Only the number is wanted: state how many lines of the data below contain the word "title".

**Supplied data:**

====

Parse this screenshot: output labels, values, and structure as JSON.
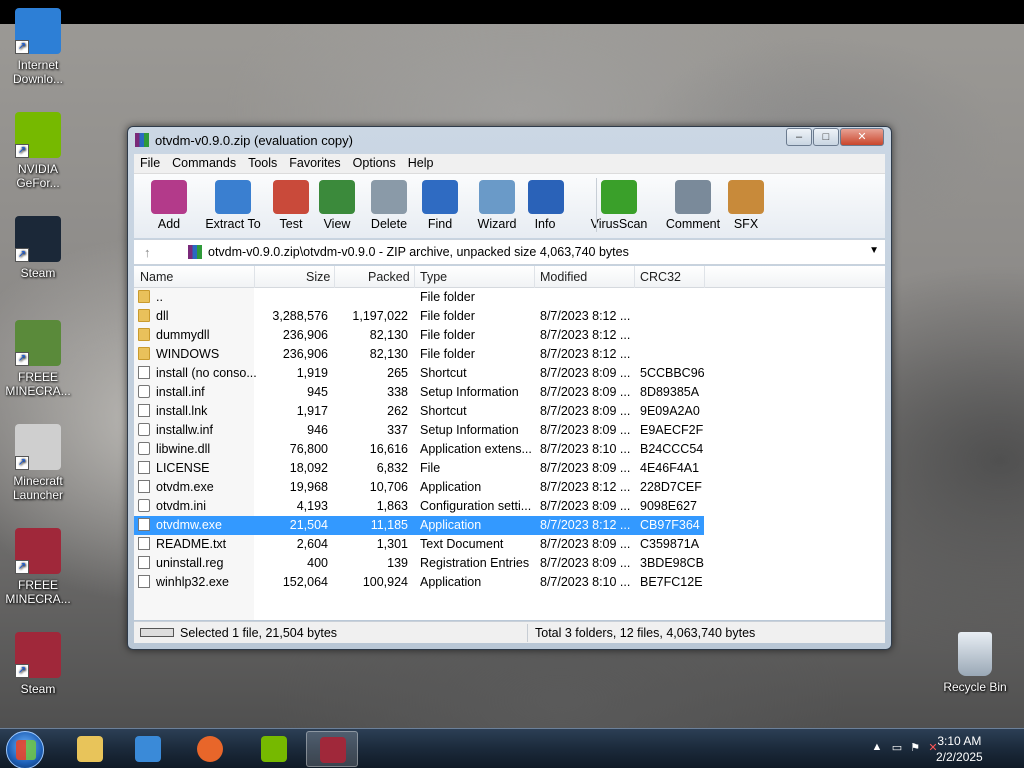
{
  "desktop": {
    "icons": [
      {
        "label": "Internet Downlo...",
        "color": "#2d7fd6"
      },
      {
        "label": "NVIDIA GeFor...",
        "color": "#76b900"
      },
      {
        "label": "Steam",
        "color": "#1b2838"
      },
      {
        "label": "FREEE MINECRA...",
        "color": "#5a8a3a"
      },
      {
        "label": "Minecraft Launcher",
        "color": "#cfcfcf"
      },
      {
        "label": "FREEE MINECRA...",
        "color": "#a0283a"
      },
      {
        "label": "Steam",
        "color": "#a0283a"
      }
    ],
    "recycle_bin": "Recycle Bin"
  },
  "window": {
    "title": "otvdm-v0.9.0.zip (evaluation copy)",
    "controls": {
      "minimize": "–",
      "maximize": "□",
      "close": "✕"
    },
    "menu": [
      "File",
      "Commands",
      "Tools",
      "Favorites",
      "Options",
      "Help"
    ],
    "toolbar": [
      {
        "label": "Add",
        "color": "#b33a8a"
      },
      {
        "label": "Extract To",
        "color": "#3a7fd0"
      },
      {
        "label": "Test",
        "color": "#c94a3a"
      },
      {
        "label": "View",
        "color": "#3b8a3b"
      },
      {
        "label": "Delete",
        "color": "#8a9aa8"
      },
      {
        "label": "Find",
        "color": "#2f6bc2"
      },
      {
        "label": "Wizard",
        "color": "#6a9ac8"
      },
      {
        "label": "Info",
        "color": "#2a62b8"
      },
      {
        "label": "VirusScan",
        "color": "#3aa02a"
      },
      {
        "label": "Comment",
        "color": "#7a8a9a"
      },
      {
        "label": "SFX",
        "color": "#c88a3a"
      }
    ],
    "address": "otvdm-v0.9.0.zip\\otvdm-v0.9.0 - ZIP archive, unpacked size 4,063,740 bytes",
    "columns": {
      "name": "Name",
      "size": "Size",
      "packed": "Packed",
      "type": "Type",
      "modified": "Modified",
      "crc": "CRC32"
    },
    "files": [
      {
        "name": "..",
        "size": "",
        "packed": "",
        "type": "File folder",
        "modified": "",
        "crc": "",
        "icon": "folder"
      },
      {
        "name": "dll",
        "size": "3,288,576",
        "packed": "1,197,022",
        "type": "File folder",
        "modified": "8/7/2023 8:12 ...",
        "crc": "",
        "icon": "folder"
      },
      {
        "name": "dummydll",
        "size": "236,906",
        "packed": "82,130",
        "type": "File folder",
        "modified": "8/7/2023 8:12 ...",
        "crc": "",
        "icon": "folder"
      },
      {
        "name": "WINDOWS",
        "size": "236,906",
        "packed": "82,130",
        "type": "File folder",
        "modified": "8/7/2023 8:12 ...",
        "crc": "",
        "icon": "folder"
      },
      {
        "name": "install (no conso...",
        "size": "1,919",
        "packed": "265",
        "type": "Shortcut",
        "modified": "8/7/2023 8:09 ...",
        "crc": "5CCBBC96",
        "icon": "file"
      },
      {
        "name": "install.inf",
        "size": "945",
        "packed": "338",
        "type": "Setup Information",
        "modified": "8/7/2023 8:09 ...",
        "crc": "8D89385A",
        "icon": "gear"
      },
      {
        "name": "install.lnk",
        "size": "1,917",
        "packed": "262",
        "type": "Shortcut",
        "modified": "8/7/2023 8:09 ...",
        "crc": "9E09A2A0",
        "icon": "file"
      },
      {
        "name": "installw.inf",
        "size": "946",
        "packed": "337",
        "type": "Setup Information",
        "modified": "8/7/2023 8:09 ...",
        "crc": "E9AECF2F",
        "icon": "gear"
      },
      {
        "name": "libwine.dll",
        "size": "76,800",
        "packed": "16,616",
        "type": "Application extens...",
        "modified": "8/7/2023 8:10 ...",
        "crc": "B24CCC54",
        "icon": "gear"
      },
      {
        "name": "LICENSE",
        "size": "18,092",
        "packed": "6,832",
        "type": "File",
        "modified": "8/7/2023 8:09 ...",
        "crc": "4E46F4A1",
        "icon": "file"
      },
      {
        "name": "otvdm.exe",
        "size": "19,968",
        "packed": "10,706",
        "type": "Application",
        "modified": "8/7/2023 8:12 ...",
        "crc": "228D7CEF",
        "icon": "file"
      },
      {
        "name": "otvdm.ini",
        "size": "4,193",
        "packed": "1,863",
        "type": "Configuration setti...",
        "modified": "8/7/2023 8:09 ...",
        "crc": "9098E627",
        "icon": "gear"
      },
      {
        "name": "otvdmw.exe",
        "size": "21,504",
        "packed": "11,185",
        "type": "Application",
        "modified": "8/7/2023 8:12 ...",
        "crc": "CB97F364",
        "icon": "file",
        "selected": true
      },
      {
        "name": "README.txt",
        "size": "2,604",
        "packed": "1,301",
        "type": "Text Document",
        "modified": "8/7/2023 8:09 ...",
        "crc": "C359871A",
        "icon": "file"
      },
      {
        "name": "uninstall.reg",
        "size": "400",
        "packed": "139",
        "type": "Registration Entries",
        "modified": "8/7/2023 8:09 ...",
        "crc": "3BDE98CB",
        "icon": "file"
      },
      {
        "name": "winhlp32.exe",
        "size": "152,064",
        "packed": "100,924",
        "type": "Application",
        "modified": "8/7/2023 8:10 ...",
        "crc": "BE7FC12E",
        "icon": "file"
      }
    ],
    "status_left": "Selected 1 file, 21,504 bytes",
    "status_right": "Total 3 folders, 12 files, 4,063,740 bytes"
  },
  "taskbar": {
    "apps": [
      {
        "name": "explorer",
        "color": "#e8c45a"
      },
      {
        "name": "media-player",
        "color": "#3a8ad8"
      },
      {
        "name": "firefox",
        "color": "#e8662a"
      },
      {
        "name": "nvidia",
        "color": "#76b900"
      },
      {
        "name": "winrar",
        "color": "#a0283a",
        "active": true
      }
    ],
    "time": "3:10 AM",
    "date": "2/2/2025"
  }
}
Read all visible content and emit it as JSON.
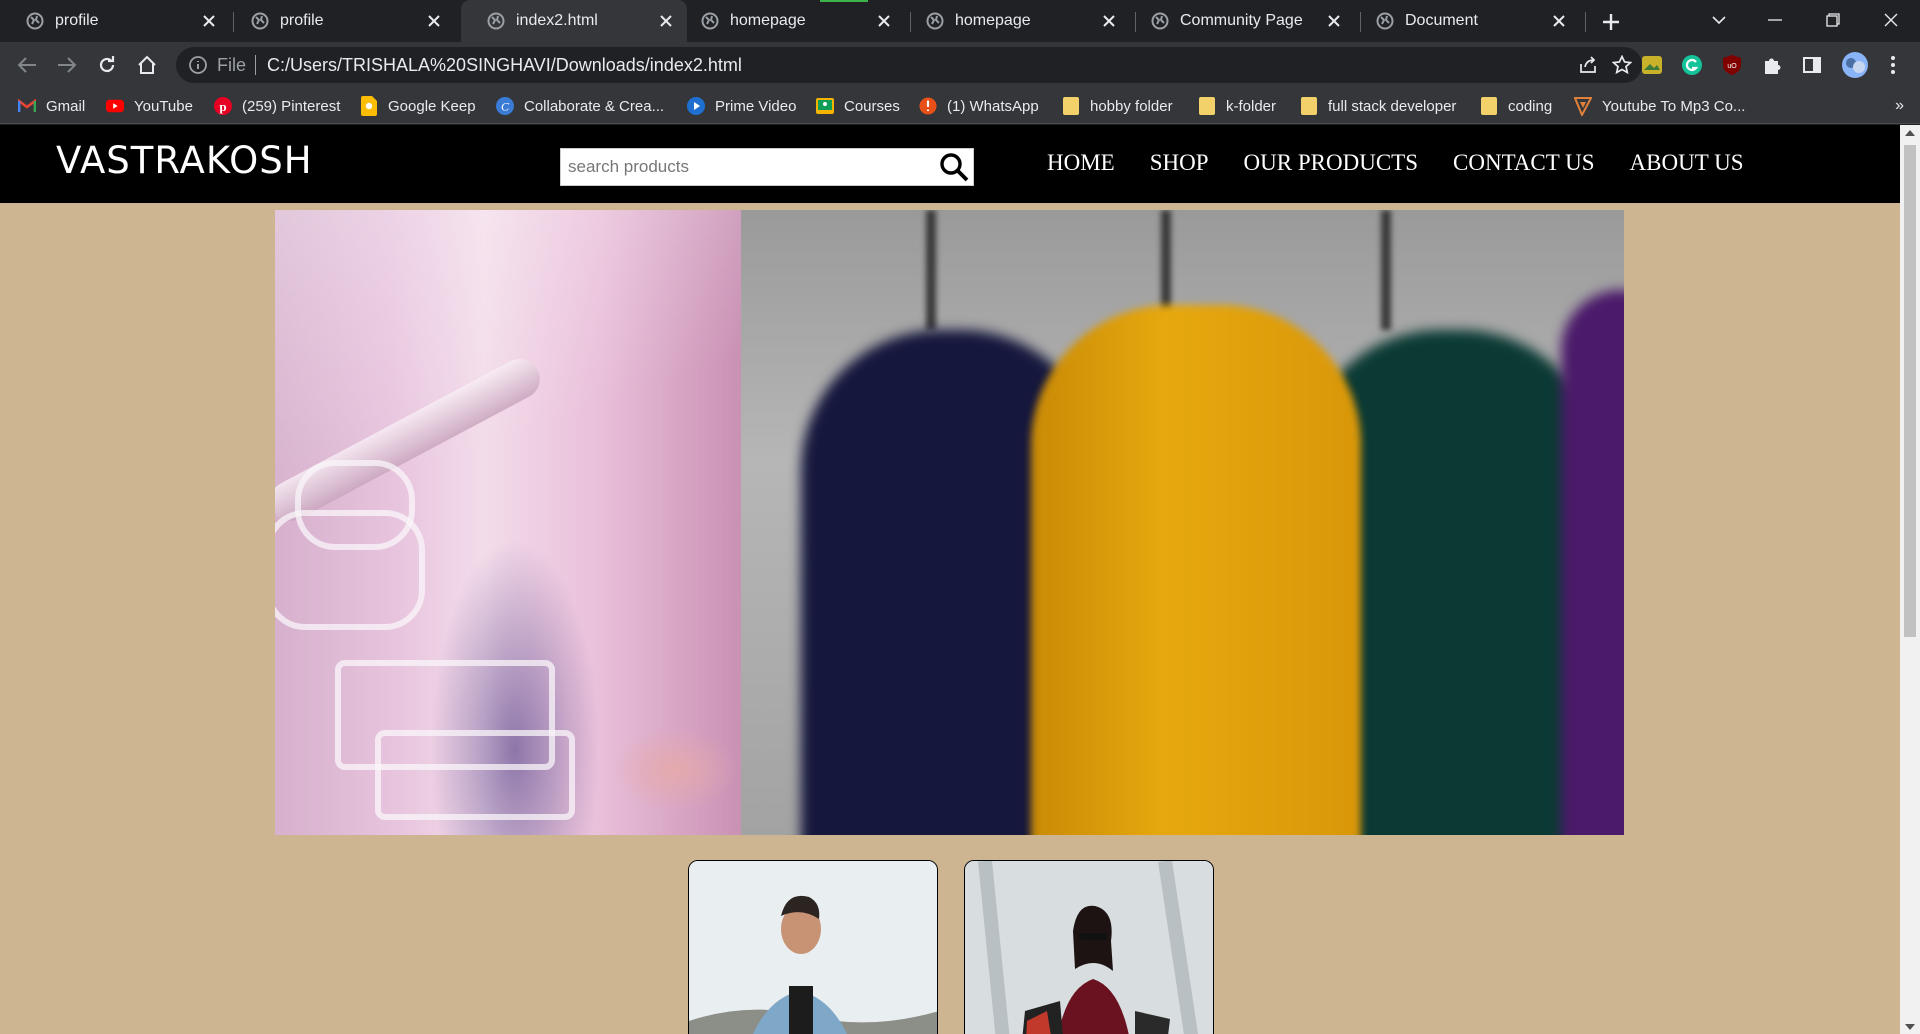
{
  "tabs": [
    {
      "title": "profile"
    },
    {
      "title": "profile"
    },
    {
      "title": "index2.html",
      "active": true
    },
    {
      "title": "homepage"
    },
    {
      "title": "homepage"
    },
    {
      "title": "Community Page"
    },
    {
      "title": "Document"
    }
  ],
  "toolbar": {
    "scheme_label": "File",
    "url": "C:/Users/TRISHALA%20SINGHAVI/Downloads/index2.html"
  },
  "bookmarks": [
    {
      "label": "Gmail",
      "icon": "gmail-icon"
    },
    {
      "label": "YouTube",
      "icon": "youtube-icon"
    },
    {
      "label": "(259) Pinterest",
      "icon": "pinterest-icon"
    },
    {
      "label": "Google Keep",
      "icon": "google-keep-icon"
    },
    {
      "label": "Collaborate & Crea...",
      "icon": "canva-icon"
    },
    {
      "label": "Prime Video",
      "icon": "prime-video-icon"
    },
    {
      "label": "Courses",
      "icon": "classroom-icon"
    },
    {
      "label": "(1) WhatsApp",
      "icon": "whatsapp-icon"
    },
    {
      "label": "hobby folder",
      "icon": "folder-icon"
    },
    {
      "label": "k-folder",
      "icon": "folder-icon"
    },
    {
      "label": "full stack developer",
      "icon": "folder-icon"
    },
    {
      "label": "coding",
      "icon": "folder-icon"
    },
    {
      "label": "Youtube To Mp3 Co...",
      "icon": "mp3-converter-icon"
    }
  ],
  "bookmarks_overflow": "»",
  "site": {
    "logo": "VASTRAKOSH",
    "search_placeholder": "search products",
    "nav": [
      "HOME",
      "SHOP",
      "OUR PRODUCTS",
      "CONTACT US",
      "ABOUT US"
    ]
  },
  "colors": {
    "page_background": "#cdb591",
    "site_nav_background": "#000000",
    "browser_frame": "#202124",
    "toolbar": "#35363a"
  }
}
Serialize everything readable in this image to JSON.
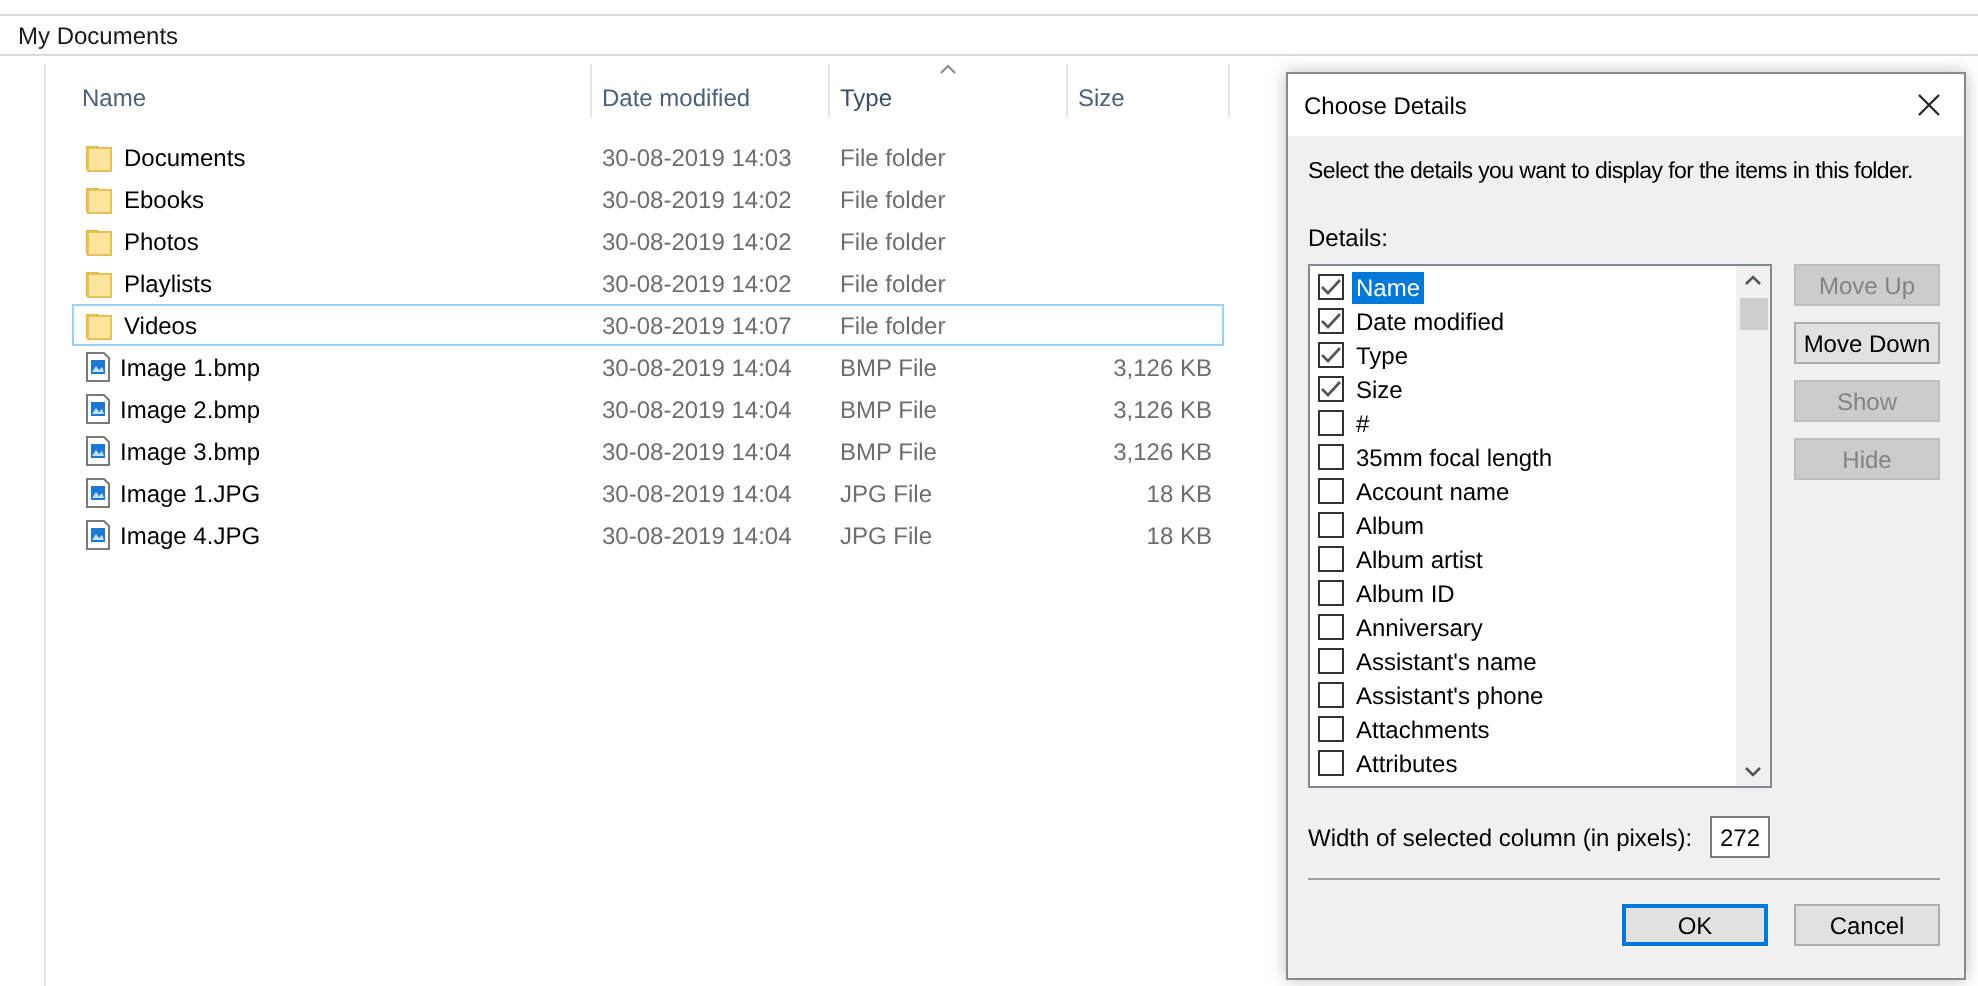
{
  "address_bar": {
    "path": "My Documents"
  },
  "file_list": {
    "columns": [
      {
        "label": "Name",
        "sorted": false
      },
      {
        "label": "Date modified",
        "sorted": false
      },
      {
        "label": "Type",
        "sorted": true
      },
      {
        "label": "Size",
        "sorted": false
      }
    ],
    "rows": [
      {
        "kind": "folder",
        "name": "Documents",
        "date": "30-08-2019 14:03",
        "type": "File folder",
        "focused": false
      },
      {
        "kind": "folder",
        "name": "Ebooks",
        "date": "30-08-2019 14:02",
        "type": "File folder",
        "focused": false
      },
      {
        "kind": "folder",
        "name": "Photos",
        "date": "30-08-2019 14:02",
        "type": "File folder",
        "focused": false
      },
      {
        "kind": "folder",
        "name": "Playlists",
        "date": "30-08-2019 14:02",
        "type": "File folder",
        "focused": false
      },
      {
        "kind": "folder",
        "name": "Videos",
        "date": "30-08-2019 14:07",
        "type": "File folder",
        "focused": true
      },
      {
        "kind": "image",
        "name": "Image 1.bmp",
        "date": "30-08-2019 14:04",
        "type": "BMP File",
        "size": "3,126 KB",
        "focused": false
      },
      {
        "kind": "image",
        "name": "Image 2.bmp",
        "date": "30-08-2019 14:04",
        "type": "BMP File",
        "size": "3,126 KB",
        "focused": false
      },
      {
        "kind": "image",
        "name": "Image 3.bmp",
        "date": "30-08-2019 14:04",
        "type": "BMP File",
        "size": "3,126 KB",
        "focused": false
      },
      {
        "kind": "image",
        "name": "Image 1.JPG",
        "date": "30-08-2019 14:04",
        "type": "JPG File",
        "size": "18 KB",
        "focused": false
      },
      {
        "kind": "image",
        "name": "Image 4.JPG",
        "date": "30-08-2019 14:04",
        "type": "JPG File",
        "size": "18 KB",
        "focused": false
      }
    ]
  },
  "dialog": {
    "title": "Choose Details",
    "instructions": "Select the details you want to display for the items in this folder.",
    "details_label": "Details:",
    "items": [
      {
        "label": "Name",
        "checked": true,
        "selected": true
      },
      {
        "label": "Date modified",
        "checked": true,
        "selected": false
      },
      {
        "label": "Type",
        "checked": true,
        "selected": false
      },
      {
        "label": "Size",
        "checked": true,
        "selected": false
      },
      {
        "label": "#",
        "checked": false,
        "selected": false
      },
      {
        "label": "35mm focal length",
        "checked": false,
        "selected": false
      },
      {
        "label": "Account name",
        "checked": false,
        "selected": false
      },
      {
        "label": "Album",
        "checked": false,
        "selected": false
      },
      {
        "label": "Album artist",
        "checked": false,
        "selected": false
      },
      {
        "label": "Album ID",
        "checked": false,
        "selected": false
      },
      {
        "label": "Anniversary",
        "checked": false,
        "selected": false
      },
      {
        "label": "Assistant's name",
        "checked": false,
        "selected": false
      },
      {
        "label": "Assistant's phone",
        "checked": false,
        "selected": false
      },
      {
        "label": "Attachments",
        "checked": false,
        "selected": false
      },
      {
        "label": "Attributes",
        "checked": false,
        "selected": false
      }
    ],
    "side_buttons": [
      {
        "label": "Move Up",
        "disabled": true
      },
      {
        "label": "Move Down",
        "disabled": false
      },
      {
        "label": "Show",
        "disabled": true
      },
      {
        "label": "Hide",
        "disabled": true
      }
    ],
    "width_label": "Width of selected column (in pixels):",
    "width_value": "272",
    "footer_buttons": [
      {
        "label": "OK",
        "default": true
      },
      {
        "label": "Cancel",
        "default": false
      }
    ]
  }
}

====

**Worked solution:**
9